■ TASK INSTRUCTIONS ■
Each record is to be printed exactly as given, down to the last mark.

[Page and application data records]
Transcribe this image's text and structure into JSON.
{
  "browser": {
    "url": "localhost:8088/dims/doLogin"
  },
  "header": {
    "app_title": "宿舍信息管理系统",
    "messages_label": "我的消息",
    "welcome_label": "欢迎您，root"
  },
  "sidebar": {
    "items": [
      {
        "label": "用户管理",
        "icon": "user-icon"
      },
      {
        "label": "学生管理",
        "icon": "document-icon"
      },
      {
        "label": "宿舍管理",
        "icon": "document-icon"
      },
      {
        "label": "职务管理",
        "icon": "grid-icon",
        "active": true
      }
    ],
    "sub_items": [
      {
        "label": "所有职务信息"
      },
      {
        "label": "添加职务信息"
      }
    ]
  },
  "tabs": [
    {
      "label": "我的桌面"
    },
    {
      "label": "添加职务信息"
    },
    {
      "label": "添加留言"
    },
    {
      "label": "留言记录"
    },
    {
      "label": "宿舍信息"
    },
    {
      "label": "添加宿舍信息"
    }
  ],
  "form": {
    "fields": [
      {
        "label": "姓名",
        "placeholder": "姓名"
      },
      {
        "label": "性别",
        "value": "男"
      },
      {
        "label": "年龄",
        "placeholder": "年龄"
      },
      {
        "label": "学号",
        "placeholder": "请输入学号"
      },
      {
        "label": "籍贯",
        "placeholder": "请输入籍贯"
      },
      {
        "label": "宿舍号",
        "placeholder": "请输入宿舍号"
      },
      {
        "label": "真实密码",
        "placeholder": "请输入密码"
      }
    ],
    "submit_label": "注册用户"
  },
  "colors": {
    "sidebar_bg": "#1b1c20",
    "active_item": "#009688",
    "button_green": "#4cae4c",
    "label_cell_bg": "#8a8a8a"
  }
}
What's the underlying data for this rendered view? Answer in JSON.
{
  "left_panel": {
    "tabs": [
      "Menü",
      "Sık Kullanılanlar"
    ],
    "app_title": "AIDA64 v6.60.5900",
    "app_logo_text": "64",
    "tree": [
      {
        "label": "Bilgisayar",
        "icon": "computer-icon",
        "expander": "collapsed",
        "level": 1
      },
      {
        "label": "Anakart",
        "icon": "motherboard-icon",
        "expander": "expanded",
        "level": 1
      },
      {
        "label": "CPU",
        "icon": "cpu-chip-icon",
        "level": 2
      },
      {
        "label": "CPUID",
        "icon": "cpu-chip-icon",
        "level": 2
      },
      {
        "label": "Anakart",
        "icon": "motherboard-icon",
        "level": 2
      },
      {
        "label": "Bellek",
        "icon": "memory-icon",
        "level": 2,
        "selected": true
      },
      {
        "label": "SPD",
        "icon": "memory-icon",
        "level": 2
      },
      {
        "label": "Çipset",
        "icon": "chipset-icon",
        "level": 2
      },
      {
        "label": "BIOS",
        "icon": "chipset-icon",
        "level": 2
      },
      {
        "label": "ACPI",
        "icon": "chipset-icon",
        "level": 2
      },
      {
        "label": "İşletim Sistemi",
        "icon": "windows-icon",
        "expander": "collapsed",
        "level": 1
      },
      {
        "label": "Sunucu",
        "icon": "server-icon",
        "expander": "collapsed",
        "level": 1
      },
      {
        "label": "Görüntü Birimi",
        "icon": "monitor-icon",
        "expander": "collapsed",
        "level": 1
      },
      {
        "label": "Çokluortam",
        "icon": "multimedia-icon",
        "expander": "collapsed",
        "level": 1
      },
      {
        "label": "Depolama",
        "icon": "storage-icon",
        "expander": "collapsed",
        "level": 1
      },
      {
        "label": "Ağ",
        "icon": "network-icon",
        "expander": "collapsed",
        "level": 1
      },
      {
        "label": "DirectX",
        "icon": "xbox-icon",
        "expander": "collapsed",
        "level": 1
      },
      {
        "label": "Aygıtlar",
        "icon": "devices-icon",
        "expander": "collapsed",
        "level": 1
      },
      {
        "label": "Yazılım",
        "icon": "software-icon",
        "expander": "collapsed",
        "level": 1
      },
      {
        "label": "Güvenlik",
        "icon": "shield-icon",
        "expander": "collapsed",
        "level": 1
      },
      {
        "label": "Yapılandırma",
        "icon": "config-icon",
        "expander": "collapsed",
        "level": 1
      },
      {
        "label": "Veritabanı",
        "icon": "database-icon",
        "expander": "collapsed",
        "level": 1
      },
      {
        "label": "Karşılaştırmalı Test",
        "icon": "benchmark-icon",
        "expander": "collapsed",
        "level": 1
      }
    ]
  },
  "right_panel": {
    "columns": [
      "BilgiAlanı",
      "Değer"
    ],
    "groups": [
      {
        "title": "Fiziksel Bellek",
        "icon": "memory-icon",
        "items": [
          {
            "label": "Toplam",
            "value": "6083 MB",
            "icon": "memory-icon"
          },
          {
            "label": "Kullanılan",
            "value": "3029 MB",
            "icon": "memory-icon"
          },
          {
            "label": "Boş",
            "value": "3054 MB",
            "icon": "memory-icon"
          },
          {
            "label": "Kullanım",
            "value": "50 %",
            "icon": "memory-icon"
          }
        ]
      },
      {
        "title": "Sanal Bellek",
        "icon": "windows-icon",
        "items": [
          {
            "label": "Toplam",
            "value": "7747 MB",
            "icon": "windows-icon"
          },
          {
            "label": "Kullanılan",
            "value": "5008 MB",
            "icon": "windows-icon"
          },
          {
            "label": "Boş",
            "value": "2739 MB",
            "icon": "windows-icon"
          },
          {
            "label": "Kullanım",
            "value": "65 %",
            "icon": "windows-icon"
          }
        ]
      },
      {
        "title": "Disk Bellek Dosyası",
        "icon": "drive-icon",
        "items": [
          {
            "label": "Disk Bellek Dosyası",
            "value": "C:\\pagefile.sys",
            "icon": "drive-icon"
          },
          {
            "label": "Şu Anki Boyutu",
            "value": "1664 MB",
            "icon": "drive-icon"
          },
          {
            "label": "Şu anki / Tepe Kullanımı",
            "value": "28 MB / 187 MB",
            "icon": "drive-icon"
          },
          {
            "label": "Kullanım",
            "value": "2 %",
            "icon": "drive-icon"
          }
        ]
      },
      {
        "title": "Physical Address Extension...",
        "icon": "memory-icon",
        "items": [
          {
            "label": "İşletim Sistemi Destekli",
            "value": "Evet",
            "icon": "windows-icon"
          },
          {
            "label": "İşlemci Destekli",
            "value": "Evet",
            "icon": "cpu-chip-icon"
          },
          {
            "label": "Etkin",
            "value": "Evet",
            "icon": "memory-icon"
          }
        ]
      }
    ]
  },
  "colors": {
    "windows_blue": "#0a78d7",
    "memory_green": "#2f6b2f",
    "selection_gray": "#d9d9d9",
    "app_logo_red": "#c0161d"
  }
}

■ SOLUTION TO THE EXERCISE ■
Transcribe this image's text and structure into JSON.
{
  "browser": {
    "url": "localhost:8088/dims/doLogin"
  },
  "header": {
    "app_title": "宿舍信息管理系统",
    "messages_label": "我的消息",
    "welcome_label": "欢迎您，root"
  },
  "sidebar": {
    "items": [
      {
        "label": "用户管理",
        "icon": "user-icon"
      },
      {
        "label": "学生管理",
        "icon": "document-icon"
      },
      {
        "label": "宿舍管理",
        "icon": "document-icon"
      },
      {
        "label": "职务管理",
        "icon": "grid-icon",
        "active": true
      }
    ],
    "sub_items": [
      {
        "label": "所有职务信息"
      },
      {
        "label": "添加职务信息"
      }
    ]
  },
  "tabs": [
    {
      "label": "我的桌面"
    },
    {
      "label": "添加职务信息"
    },
    {
      "label": "添加留言"
    },
    {
      "label": "留言记录"
    },
    {
      "label": "宿舍信息"
    },
    {
      "label": "添加宿舍信息"
    }
  ],
  "form": {
    "fields": [
      {
        "label": "姓名",
        "placeholder": "姓名"
      },
      {
        "label": "性别",
        "value": "男"
      },
      {
        "label": "年龄",
        "placeholder": "年龄"
      },
      {
        "label": "学号",
        "placeholder": "请输入学号"
      },
      {
        "label": "籍贯",
        "placeholder": "请输入籍贯"
      },
      {
        "label": "宿舍号",
        "placeholder": "请输入宿舍号"
      },
      {
        "label": "真实密码",
        "placeholder": "请输入密码"
      }
    ],
    "submit_label": "注册用户"
  },
  "colors": {
    "sidebar_bg": "#1b1c20",
    "active_item": "#009688",
    "button_green": "#4cae4c",
    "label_cell_bg": "#8a8a8a"
  }
}
What's the underlying data for this rendered view? Answer in JSON.
{
  "left_panel": {
    "tabs": [
      "Menü",
      "Sık Kullanılanlar"
    ],
    "app_title": "AIDA64 v6.60.5900",
    "app_logo_text": "64",
    "tree": [
      {
        "label": "Bilgisayar",
        "icon": "computer-icon",
        "expander": "collapsed",
        "level": 1
      },
      {
        "label": "Anakart",
        "icon": "motherboard-icon",
        "expander": "expanded",
        "level": 1
      },
      {
        "label": "CPU",
        "icon": "cpu-chip-icon",
        "level": 2
      },
      {
        "label": "CPUID",
        "icon": "cpu-chip-icon",
        "level": 2
      },
      {
        "label": "Anakart",
        "icon": "motherboard-icon",
        "level": 2
      },
      {
        "label": "Bellek",
        "icon": "memory-icon",
        "level": 2,
        "selected": true
      },
      {
        "label": "SPD",
        "icon": "memory-icon",
        "level": 2
      },
      {
        "label": "Çipset",
        "icon": "chipset-icon",
        "level": 2
      },
      {
        "label": "BIOS",
        "icon": "chipset-icon",
        "level": 2
      },
      {
        "label": "ACPI",
        "icon": "chipset-icon",
        "level": 2
      },
      {
        "label": "İşletim Sistemi",
        "icon": "windows-icon",
        "expander": "collapsed",
        "level": 1
      },
      {
        "label": "Sunucu",
        "icon": "server-icon",
        "expander": "collapsed",
        "level": 1
      },
      {
        "label": "Görüntü Birimi",
        "icon": "monitor-icon",
        "expander": "collapsed",
        "level": 1
      },
      {
        "label": "Çokluortam",
        "icon": "multimedia-icon",
        "expander": "collapsed",
        "level": 1
      },
      {
        "label": "Depolama",
        "icon": "storage-icon",
        "expander": "collapsed",
        "level": 1
      },
      {
        "label": "Ağ",
        "icon": "network-icon",
        "expander": "collapsed",
        "level": 1
      },
      {
        "label": "DirectX",
        "icon": "xbox-icon",
        "expander": "collapsed",
        "level": 1
      },
      {
        "label": "Aygıtlar",
        "icon": "devices-icon",
        "expander": "collapsed",
        "level": 1
      },
      {
        "label": "Yazılım",
        "icon": "software-icon",
        "expander": "collapsed",
        "level": 1
      },
      {
        "label": "Güvenlik",
        "icon": "shield-icon",
        "expander": "collapsed",
        "level": 1
      },
      {
        "label": "Yapılandırma",
        "icon": "config-icon",
        "expander": "collapsed",
        "level": 1
      },
      {
        "label": "Veritabanı",
        "icon": "database-icon",
        "expander": "collapsed",
        "level": 1
      },
      {
        "label": "Karşılaştırmalı Test",
        "icon": "benchmark-icon",
        "expander": "collapsed",
        "level": 1
      }
    ]
  },
  "right_panel": {
    "columns": [
      "BilgiAlanı",
      "Değer"
    ],
    "groups": [
      {
        "title": "Fiziksel Bellek",
        "icon": "memory-icon",
        "items": [
          {
            "label": "Toplam",
            "value": "6083 MB",
            "icon": "memory-icon"
          },
          {
            "label": "Kullanılan",
            "value": "3029 MB",
            "icon": "memory-icon"
          },
          {
            "label": "Boş",
            "value": "3054 MB",
            "icon": "memory-icon"
          },
          {
            "label": "Kullanım",
            "value": "50 %",
            "icon": "memory-icon"
          }
        ]
      },
      {
        "title": "Sanal Bellek",
        "icon": "windows-icon",
        "items": [
          {
            "label": "Toplam",
            "value": "7747 MB",
            "icon": "windows-icon"
          },
          {
            "label": "Kullanılan",
            "value": "5008 MB",
            "icon": "windows-icon"
          },
          {
            "label": "Boş",
            "value": "2739 MB",
            "icon": "windows-icon"
          },
          {
            "label": "Kullanım",
            "value": "65 %",
            "icon": "windows-icon"
          }
        ]
      },
      {
        "title": "Disk Bellek Dosyası",
        "icon": "drive-icon",
        "items": [
          {
            "label": "Disk Bellek Dosyası",
            "value": "C:\\pagefile.sys",
            "icon": "drive-icon"
          },
          {
            "label": "Şu Anki Boyutu",
            "value": "1664 MB",
            "icon": "drive-icon"
          },
          {
            "label": "Şu anki / Tepe Kullanımı",
            "value": "28 MB / 187 MB",
            "icon": "drive-icon"
          },
          {
            "label": "Kullanım",
            "value": "2 %",
            "icon": "drive-icon"
          }
        ]
      },
      {
        "title": "Physical Address Extension...",
        "icon": "memory-icon",
        "items": [
          {
            "label": "İşletim Sistemi Destekli",
            "value": "Evet",
            "icon": "windows-icon"
          },
          {
            "label": "İşlemci Destekli",
            "value": "Evet",
            "icon": "cpu-chip-icon"
          },
          {
            "label": "Etkin",
            "value": "Evet",
            "icon": "memory-icon"
          }
        ]
      }
    ]
  },
  "colors": {
    "windows_blue": "#0a78d7",
    "memory_green": "#2f6b2f",
    "selection_gray": "#d9d9d9",
    "app_logo_red": "#c0161d"
  }
}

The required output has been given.